(Beginning of RECORD EXTRACTS)

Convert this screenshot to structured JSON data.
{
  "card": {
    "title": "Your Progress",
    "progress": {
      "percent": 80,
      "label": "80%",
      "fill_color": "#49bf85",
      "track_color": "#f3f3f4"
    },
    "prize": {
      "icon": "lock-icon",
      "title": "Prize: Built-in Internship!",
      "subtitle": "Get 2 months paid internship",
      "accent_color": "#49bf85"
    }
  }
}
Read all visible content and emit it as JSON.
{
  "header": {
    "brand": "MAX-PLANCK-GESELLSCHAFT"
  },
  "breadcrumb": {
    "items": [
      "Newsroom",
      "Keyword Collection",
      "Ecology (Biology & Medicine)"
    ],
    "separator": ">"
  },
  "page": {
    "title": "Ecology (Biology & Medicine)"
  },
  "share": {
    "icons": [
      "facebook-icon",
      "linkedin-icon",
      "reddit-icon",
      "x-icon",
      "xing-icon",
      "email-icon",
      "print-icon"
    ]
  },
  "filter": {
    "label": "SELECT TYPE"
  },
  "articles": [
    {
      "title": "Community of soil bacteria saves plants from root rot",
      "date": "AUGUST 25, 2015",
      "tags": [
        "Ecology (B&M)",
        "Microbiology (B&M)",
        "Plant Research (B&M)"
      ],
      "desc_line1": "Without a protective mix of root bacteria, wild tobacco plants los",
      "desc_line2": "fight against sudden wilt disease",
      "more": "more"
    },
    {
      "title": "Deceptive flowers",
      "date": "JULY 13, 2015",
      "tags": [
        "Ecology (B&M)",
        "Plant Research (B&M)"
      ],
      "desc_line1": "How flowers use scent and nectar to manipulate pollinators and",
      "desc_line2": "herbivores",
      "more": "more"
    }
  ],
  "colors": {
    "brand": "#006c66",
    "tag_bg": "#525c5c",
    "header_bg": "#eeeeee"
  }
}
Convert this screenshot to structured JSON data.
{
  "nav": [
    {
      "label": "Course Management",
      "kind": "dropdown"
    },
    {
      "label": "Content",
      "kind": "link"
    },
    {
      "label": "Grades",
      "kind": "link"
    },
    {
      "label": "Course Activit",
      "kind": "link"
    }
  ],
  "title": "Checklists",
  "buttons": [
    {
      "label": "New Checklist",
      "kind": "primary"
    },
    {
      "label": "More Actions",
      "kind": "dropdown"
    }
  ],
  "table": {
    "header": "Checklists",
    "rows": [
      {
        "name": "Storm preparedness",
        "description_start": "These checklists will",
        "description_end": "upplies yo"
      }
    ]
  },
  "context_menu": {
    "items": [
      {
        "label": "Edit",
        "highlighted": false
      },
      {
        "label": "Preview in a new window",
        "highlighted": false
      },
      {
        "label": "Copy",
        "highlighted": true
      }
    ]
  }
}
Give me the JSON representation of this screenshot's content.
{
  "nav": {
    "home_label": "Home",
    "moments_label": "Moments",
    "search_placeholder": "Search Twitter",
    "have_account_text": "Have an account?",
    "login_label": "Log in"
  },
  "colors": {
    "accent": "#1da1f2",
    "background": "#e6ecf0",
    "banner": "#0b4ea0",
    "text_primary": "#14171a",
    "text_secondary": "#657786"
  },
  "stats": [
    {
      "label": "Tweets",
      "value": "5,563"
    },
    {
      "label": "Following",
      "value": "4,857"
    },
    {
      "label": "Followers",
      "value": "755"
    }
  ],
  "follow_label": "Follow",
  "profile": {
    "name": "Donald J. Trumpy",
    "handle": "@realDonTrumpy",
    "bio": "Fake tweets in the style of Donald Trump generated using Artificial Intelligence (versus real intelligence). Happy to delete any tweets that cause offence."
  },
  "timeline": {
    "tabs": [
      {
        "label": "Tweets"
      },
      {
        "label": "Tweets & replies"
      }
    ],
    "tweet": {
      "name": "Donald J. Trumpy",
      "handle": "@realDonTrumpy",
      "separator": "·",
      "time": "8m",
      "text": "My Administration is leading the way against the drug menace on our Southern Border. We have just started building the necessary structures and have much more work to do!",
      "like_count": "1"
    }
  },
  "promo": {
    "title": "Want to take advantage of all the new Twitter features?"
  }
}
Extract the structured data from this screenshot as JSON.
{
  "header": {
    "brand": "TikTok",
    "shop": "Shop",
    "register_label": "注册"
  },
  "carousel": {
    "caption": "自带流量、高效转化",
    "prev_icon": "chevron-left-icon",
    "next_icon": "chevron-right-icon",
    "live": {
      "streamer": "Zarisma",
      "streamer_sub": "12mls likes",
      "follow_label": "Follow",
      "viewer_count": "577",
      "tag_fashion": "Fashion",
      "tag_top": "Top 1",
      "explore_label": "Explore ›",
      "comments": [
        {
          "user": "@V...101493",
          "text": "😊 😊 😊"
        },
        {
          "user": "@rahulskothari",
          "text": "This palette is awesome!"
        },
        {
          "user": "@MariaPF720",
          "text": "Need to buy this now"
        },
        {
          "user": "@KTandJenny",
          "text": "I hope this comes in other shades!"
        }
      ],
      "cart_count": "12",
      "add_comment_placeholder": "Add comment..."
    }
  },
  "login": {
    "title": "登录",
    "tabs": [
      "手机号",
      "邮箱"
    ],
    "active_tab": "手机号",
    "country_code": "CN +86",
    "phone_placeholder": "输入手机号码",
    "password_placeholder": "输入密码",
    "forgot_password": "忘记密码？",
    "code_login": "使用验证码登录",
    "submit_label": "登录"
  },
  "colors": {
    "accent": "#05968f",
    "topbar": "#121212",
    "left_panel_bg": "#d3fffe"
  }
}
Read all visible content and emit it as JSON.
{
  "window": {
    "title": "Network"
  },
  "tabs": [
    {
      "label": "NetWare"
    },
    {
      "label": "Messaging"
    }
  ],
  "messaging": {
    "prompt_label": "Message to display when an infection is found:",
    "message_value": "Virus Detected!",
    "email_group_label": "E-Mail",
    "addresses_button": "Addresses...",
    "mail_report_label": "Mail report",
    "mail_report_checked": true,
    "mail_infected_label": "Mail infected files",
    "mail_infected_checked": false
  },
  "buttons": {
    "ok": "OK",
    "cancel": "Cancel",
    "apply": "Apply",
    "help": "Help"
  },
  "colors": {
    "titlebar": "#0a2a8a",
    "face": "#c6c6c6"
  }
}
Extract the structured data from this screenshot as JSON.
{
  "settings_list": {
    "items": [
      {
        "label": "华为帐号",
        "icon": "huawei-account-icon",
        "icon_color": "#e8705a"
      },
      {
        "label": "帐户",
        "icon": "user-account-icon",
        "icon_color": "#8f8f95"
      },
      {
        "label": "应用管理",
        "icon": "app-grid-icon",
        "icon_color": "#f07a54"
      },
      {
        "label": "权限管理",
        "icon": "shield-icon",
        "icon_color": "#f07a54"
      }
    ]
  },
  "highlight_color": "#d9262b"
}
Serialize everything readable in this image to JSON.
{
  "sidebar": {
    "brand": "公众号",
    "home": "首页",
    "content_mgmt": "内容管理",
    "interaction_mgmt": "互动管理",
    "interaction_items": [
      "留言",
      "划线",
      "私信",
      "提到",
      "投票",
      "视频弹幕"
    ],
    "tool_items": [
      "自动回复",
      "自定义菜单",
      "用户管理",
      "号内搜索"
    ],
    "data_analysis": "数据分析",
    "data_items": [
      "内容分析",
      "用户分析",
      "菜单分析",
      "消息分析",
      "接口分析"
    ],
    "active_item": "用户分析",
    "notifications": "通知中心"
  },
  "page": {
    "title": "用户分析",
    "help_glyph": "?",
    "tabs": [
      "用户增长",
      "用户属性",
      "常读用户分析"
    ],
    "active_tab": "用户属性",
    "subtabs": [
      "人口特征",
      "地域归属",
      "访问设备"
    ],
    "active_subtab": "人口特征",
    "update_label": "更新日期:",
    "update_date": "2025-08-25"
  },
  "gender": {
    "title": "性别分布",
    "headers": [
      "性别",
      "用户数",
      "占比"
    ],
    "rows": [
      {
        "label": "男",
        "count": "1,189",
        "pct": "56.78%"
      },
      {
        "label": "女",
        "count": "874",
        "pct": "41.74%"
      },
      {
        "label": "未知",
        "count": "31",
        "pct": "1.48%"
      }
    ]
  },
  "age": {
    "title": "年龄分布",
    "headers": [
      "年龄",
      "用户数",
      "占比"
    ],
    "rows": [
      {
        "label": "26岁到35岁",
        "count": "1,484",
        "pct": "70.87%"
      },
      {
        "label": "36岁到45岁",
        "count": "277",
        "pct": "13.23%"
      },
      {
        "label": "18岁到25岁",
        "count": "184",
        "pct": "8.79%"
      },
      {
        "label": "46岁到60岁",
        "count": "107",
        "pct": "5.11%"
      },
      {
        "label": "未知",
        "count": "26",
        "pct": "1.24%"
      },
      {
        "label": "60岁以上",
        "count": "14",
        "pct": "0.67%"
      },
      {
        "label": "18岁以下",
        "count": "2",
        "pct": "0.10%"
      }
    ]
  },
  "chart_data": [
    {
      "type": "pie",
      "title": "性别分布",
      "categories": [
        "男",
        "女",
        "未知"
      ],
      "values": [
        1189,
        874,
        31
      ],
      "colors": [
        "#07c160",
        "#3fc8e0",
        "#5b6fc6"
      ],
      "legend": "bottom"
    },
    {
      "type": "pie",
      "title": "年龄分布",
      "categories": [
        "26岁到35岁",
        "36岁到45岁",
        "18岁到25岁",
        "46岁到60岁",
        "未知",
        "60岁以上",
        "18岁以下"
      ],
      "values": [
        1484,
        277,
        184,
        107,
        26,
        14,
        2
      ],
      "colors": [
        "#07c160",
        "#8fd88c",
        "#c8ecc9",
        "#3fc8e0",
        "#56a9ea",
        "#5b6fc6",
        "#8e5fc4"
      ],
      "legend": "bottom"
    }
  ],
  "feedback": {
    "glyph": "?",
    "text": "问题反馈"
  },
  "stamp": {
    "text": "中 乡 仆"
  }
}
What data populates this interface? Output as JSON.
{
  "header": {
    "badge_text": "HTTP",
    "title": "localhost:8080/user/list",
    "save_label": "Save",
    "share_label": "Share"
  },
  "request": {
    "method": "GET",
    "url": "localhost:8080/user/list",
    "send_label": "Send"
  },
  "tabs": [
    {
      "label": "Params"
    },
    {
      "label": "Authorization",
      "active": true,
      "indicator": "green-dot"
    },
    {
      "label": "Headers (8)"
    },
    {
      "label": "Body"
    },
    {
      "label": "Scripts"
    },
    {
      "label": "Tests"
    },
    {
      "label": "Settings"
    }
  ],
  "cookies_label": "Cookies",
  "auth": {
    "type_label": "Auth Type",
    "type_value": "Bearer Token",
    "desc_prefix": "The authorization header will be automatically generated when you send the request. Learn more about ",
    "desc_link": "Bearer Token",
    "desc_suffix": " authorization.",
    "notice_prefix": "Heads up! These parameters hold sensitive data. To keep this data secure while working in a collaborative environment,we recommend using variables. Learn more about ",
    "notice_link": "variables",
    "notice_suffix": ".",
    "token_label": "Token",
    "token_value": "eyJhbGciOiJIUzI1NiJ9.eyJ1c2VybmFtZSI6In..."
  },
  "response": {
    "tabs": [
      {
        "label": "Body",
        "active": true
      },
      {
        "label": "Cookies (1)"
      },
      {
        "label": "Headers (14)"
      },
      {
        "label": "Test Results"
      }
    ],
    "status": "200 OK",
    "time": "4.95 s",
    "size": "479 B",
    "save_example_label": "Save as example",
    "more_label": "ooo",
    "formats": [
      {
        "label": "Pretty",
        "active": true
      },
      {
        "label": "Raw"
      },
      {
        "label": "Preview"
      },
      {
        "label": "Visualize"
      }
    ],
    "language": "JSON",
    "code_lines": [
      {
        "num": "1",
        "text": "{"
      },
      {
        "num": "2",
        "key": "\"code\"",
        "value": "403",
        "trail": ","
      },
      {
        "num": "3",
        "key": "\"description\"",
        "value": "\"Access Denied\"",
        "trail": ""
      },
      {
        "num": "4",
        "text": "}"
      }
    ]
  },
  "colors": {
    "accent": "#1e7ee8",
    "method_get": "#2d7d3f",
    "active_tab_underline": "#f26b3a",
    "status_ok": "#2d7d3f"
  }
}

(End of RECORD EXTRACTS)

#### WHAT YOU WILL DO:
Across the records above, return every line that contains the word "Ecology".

#### SOLUTION FOR THIS EXERCISE:
      "Ecology (Biology & Medicine)"
    "title": "Ecology (Biology & Medicine)"
        "Ecology (B&M)",
        "Ecology (B&M)",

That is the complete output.